═══ Material for this exercise

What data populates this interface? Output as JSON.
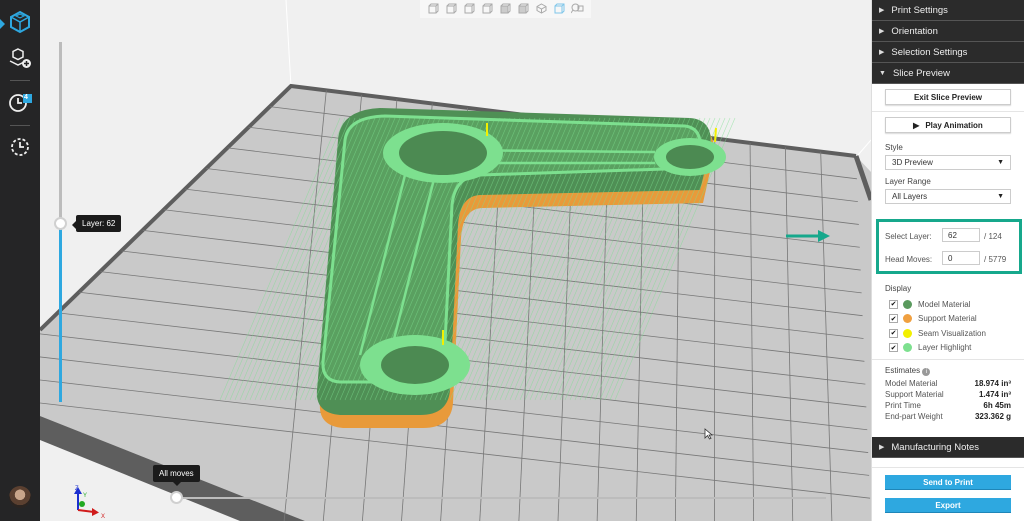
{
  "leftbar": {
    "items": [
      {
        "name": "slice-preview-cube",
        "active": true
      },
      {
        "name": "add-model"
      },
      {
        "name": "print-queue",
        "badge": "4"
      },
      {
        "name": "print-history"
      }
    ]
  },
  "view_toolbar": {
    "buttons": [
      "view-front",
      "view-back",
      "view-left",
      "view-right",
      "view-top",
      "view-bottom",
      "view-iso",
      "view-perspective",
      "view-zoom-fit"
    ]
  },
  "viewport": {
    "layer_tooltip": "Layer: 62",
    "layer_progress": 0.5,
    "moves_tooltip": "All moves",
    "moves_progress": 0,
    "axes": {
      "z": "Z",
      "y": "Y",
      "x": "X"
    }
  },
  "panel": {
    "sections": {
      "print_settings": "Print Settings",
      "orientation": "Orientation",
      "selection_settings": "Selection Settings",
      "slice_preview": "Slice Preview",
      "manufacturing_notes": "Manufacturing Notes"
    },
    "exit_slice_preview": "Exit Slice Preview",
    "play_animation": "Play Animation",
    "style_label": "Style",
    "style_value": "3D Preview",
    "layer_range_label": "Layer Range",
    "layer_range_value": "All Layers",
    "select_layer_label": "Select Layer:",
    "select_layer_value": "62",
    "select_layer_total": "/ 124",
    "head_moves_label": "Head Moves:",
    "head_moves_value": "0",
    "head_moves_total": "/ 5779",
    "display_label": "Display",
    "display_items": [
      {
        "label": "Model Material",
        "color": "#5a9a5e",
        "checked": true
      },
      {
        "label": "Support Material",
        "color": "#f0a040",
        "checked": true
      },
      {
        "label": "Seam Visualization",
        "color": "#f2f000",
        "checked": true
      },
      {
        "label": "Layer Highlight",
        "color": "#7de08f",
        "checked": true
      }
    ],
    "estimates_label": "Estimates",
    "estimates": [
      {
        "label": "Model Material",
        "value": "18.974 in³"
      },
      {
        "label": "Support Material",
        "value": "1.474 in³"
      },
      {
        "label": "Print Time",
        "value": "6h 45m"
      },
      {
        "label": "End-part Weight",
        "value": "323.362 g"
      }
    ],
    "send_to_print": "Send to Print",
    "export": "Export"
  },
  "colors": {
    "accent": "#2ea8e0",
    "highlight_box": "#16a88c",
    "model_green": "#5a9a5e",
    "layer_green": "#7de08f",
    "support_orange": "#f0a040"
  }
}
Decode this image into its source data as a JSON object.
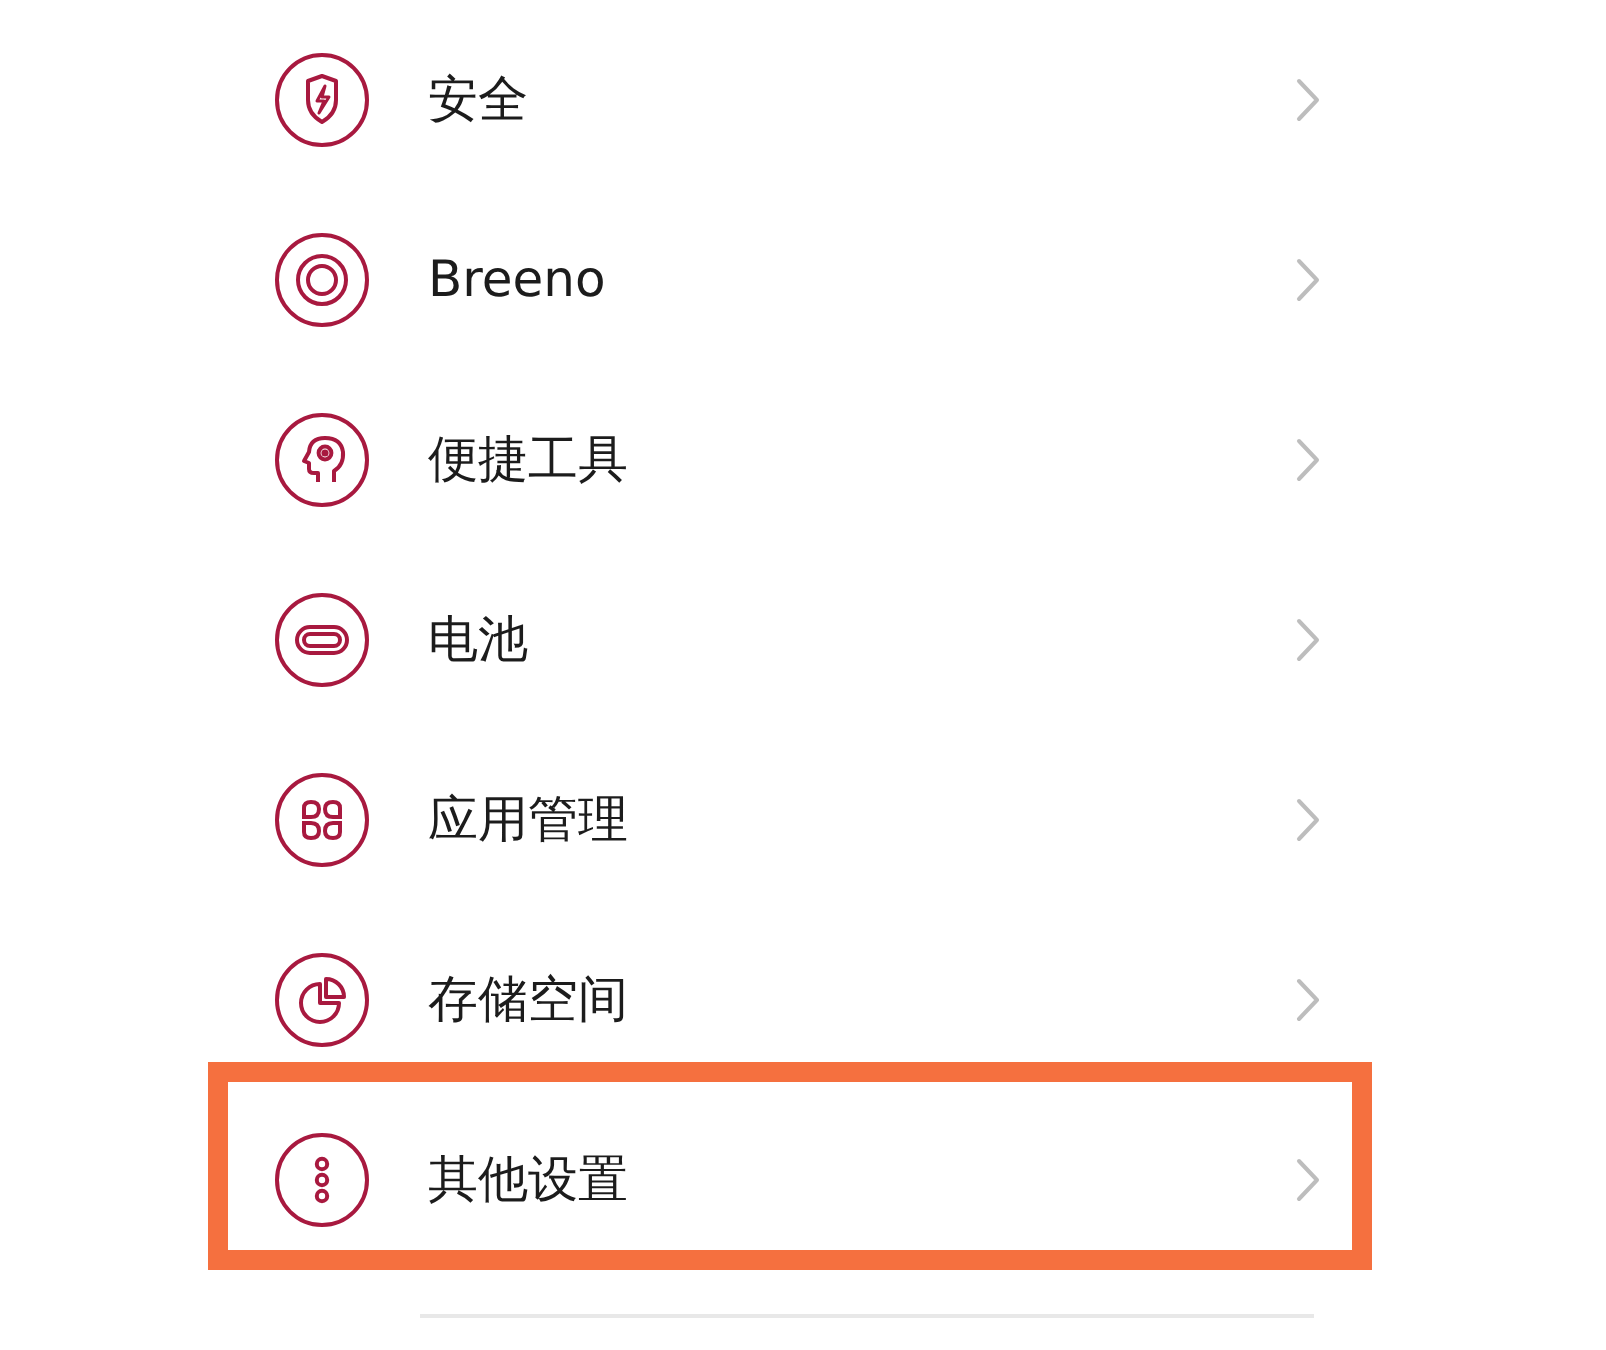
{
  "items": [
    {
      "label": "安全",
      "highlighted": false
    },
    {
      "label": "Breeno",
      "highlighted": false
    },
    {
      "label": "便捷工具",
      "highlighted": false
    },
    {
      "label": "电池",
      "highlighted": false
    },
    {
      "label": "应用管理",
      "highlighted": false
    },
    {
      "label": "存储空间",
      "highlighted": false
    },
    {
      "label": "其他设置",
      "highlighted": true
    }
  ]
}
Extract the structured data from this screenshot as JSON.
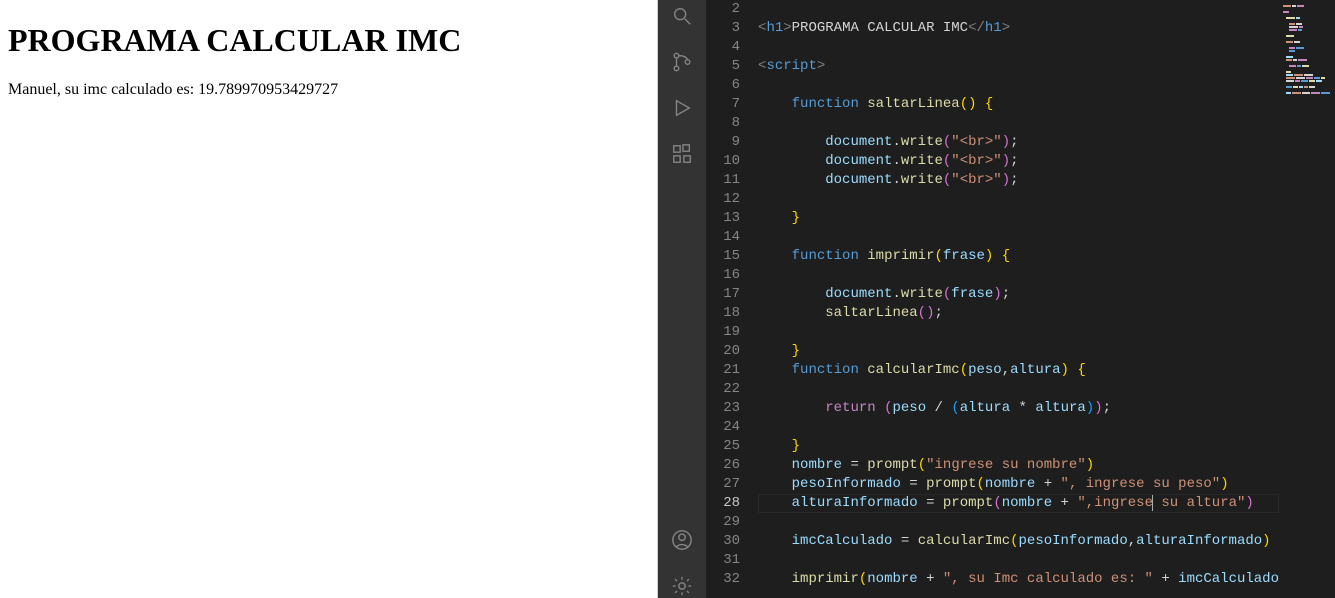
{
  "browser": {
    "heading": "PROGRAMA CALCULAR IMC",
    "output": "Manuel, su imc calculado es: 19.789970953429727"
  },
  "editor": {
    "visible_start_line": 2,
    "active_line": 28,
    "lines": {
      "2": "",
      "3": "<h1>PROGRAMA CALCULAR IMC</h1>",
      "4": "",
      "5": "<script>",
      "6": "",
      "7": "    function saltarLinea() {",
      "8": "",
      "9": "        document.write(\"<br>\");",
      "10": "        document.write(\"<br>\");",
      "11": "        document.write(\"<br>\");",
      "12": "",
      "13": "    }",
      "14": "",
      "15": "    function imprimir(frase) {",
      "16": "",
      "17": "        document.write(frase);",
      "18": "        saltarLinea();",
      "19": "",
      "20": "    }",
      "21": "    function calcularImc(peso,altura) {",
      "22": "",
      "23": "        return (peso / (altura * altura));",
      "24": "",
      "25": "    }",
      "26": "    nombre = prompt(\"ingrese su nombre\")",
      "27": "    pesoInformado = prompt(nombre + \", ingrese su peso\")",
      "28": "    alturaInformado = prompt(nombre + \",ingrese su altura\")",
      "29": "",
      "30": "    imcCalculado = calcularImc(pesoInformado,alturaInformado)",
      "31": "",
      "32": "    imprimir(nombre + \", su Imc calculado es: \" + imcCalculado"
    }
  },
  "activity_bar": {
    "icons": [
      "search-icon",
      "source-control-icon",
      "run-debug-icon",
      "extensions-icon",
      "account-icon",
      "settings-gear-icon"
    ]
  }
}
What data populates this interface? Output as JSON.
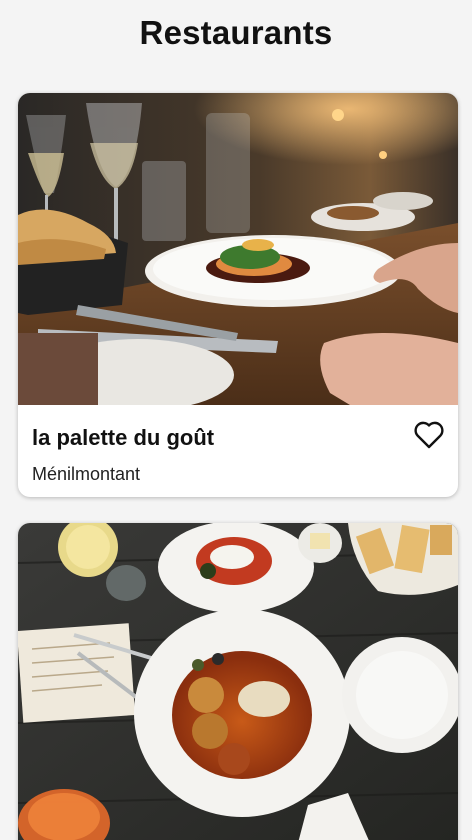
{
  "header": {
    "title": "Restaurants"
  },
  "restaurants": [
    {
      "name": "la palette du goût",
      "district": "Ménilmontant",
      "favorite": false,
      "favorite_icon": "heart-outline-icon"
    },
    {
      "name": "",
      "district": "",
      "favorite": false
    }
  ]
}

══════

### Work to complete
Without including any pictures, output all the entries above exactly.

### Result of the exercise
What data populates this interface? Output as JSON.
{
  "leftbar": {
    "items": [
      {
        "name": "slice-preview-cube",
        "active": true
      },
      {
        "name": "add-model"
      },
      {
        "name": "print-queue",
        "badge": "4"
      },
      {
        "name": "print-history"
      }
    ]
  },
  "view_toolbar": {
    "buttons": [
      "view-front",
      "view-back",
      "view-left",
      "view-right",
      "view-top",
      "view-bottom",
      "view-iso",
      "view-perspective",
      "view-zoom-fit"
    ]
  },
  "viewport": {
    "layer_tooltip": "Layer: 62",
    "layer_progress": 0.5,
    "moves_tooltip": "All moves",
    "moves_progress": 0,
    "axes": {
      "z": "Z",
      "y": "Y",
      "x": "X"
    }
  },
  "panel": {
    "sections": {
      "print_settings": "Print Settings",
      "orientation": "Orientation",
      "selection_settings": "Selection Settings",
      "slice_preview": "Slice Preview",
      "manufacturing_notes": "Manufacturing Notes"
    },
    "exit_slice_preview": "Exit Slice Preview",
    "play_animation": "Play Animation",
    "style_label": "Style",
    "style_value": "3D Preview",
    "layer_range_label": "Layer Range",
    "layer_range_value": "All Layers",
    "select_layer_label": "Select Layer:",
    "select_layer_value": "62",
    "select_layer_total": "/ 124",
    "head_moves_label": "Head Moves:",
    "head_moves_value": "0",
    "head_moves_total": "/ 5779",
    "display_label": "Display",
    "display_items": [
      {
        "label": "Model Material",
        "color": "#5a9a5e",
        "checked": true
      },
      {
        "label": "Support Material",
        "color": "#f0a040",
        "checked": true
      },
      {
        "label": "Seam Visualization",
        "color": "#f2f000",
        "checked": true
      },
      {
        "label": "Layer Highlight",
        "color": "#7de08f",
        "checked": true
      }
    ],
    "estimates_label": "Estimates",
    "estimates": [
      {
        "label": "Model Material",
        "value": "18.974 in³"
      },
      {
        "label": "Support Material",
        "value": "1.474 in³"
      },
      {
        "label": "Print Time",
        "value": "6h 45m"
      },
      {
        "label": "End-part Weight",
        "value": "323.362 g"
      }
    ],
    "send_to_print": "Send to Print",
    "export": "Export"
  },
  "colors": {
    "accent": "#2ea8e0",
    "highlight_box": "#16a88c",
    "model_green": "#5a9a5e",
    "layer_green": "#7de08f",
    "support_orange": "#f0a040"
  }
}
Decode this image into its source data as a JSON object.
{
  "items": [
    {
      "label": "安全",
      "highlighted": false
    },
    {
      "label": "Breeno",
      "highlighted": false
    },
    {
      "label": "便捷工具",
      "highlighted": false
    },
    {
      "label": "电池",
      "highlighted": false
    },
    {
      "label": "应用管理",
      "highlighted": false
    },
    {
      "label": "存储空间",
      "highlighted": false
    },
    {
      "label": "其他设置",
      "highlighted": true
    }
  ]
}
Extract the structured data from this screenshot as JSON.
{
  "browser": {
    "heading": "PROGRAMA CALCULAR IMC",
    "output": "Manuel, su imc calculado es: 19.789970953429727"
  },
  "editor": {
    "visible_start_line": 2,
    "active_line": 28,
    "lines": {
      "2": "",
      "3": "<h1>PROGRAMA CALCULAR IMC</h1>",
      "4": "",
      "5": "<script>",
      "6": "",
      "7": "    function saltarLinea() {",
      "8": "",
      "9": "        document.write(\"<br>\");",
      "10": "        document.write(\"<br>\");",
      "11": "        document.write(\"<br>\");",
      "12": "",
      "13": "    }",
      "14": "",
      "15": "    function imprimir(frase) {",
      "16": "",
      "17": "        document.write(frase);",
      "18": "        saltarLinea();",
      "19": "",
      "20": "    }",
      "21": "    function calcularImc(peso,altura) {",
      "22": "",
      "23": "        return (peso / (altura * altura));",
      "24": "",
      "25": "    }",
      "26": "    nombre = prompt(\"ingrese su nombre\")",
      "27": "    pesoInformado = prompt(nombre + \", ingrese su peso\")",
      "28": "    alturaInformado = prompt(nombre + \",ingrese su altura\")",
      "29": "",
      "30": "    imcCalculado = calcularImc(pesoInformado,alturaInformado)",
      "31": "",
      "32": "    imprimir(nombre + \", su Imc calculado es: \" + imcCalculado"
    }
  },
  "activity_bar": {
    "icons": [
      "search-icon",
      "source-control-icon",
      "run-debug-icon",
      "extensions-icon",
      "account-icon",
      "settings-gear-icon"
    ]
  }
}
What data populates this interface? Output as JSON.
{
  "header": {
    "title": "Restaurants"
  },
  "restaurants": [
    {
      "name": "la palette du goût",
      "district": "Ménilmontant",
      "favorite": false,
      "favorite_icon": "heart-outline-icon"
    },
    {
      "name": "",
      "district": "",
      "favorite": false
    }
  ]
}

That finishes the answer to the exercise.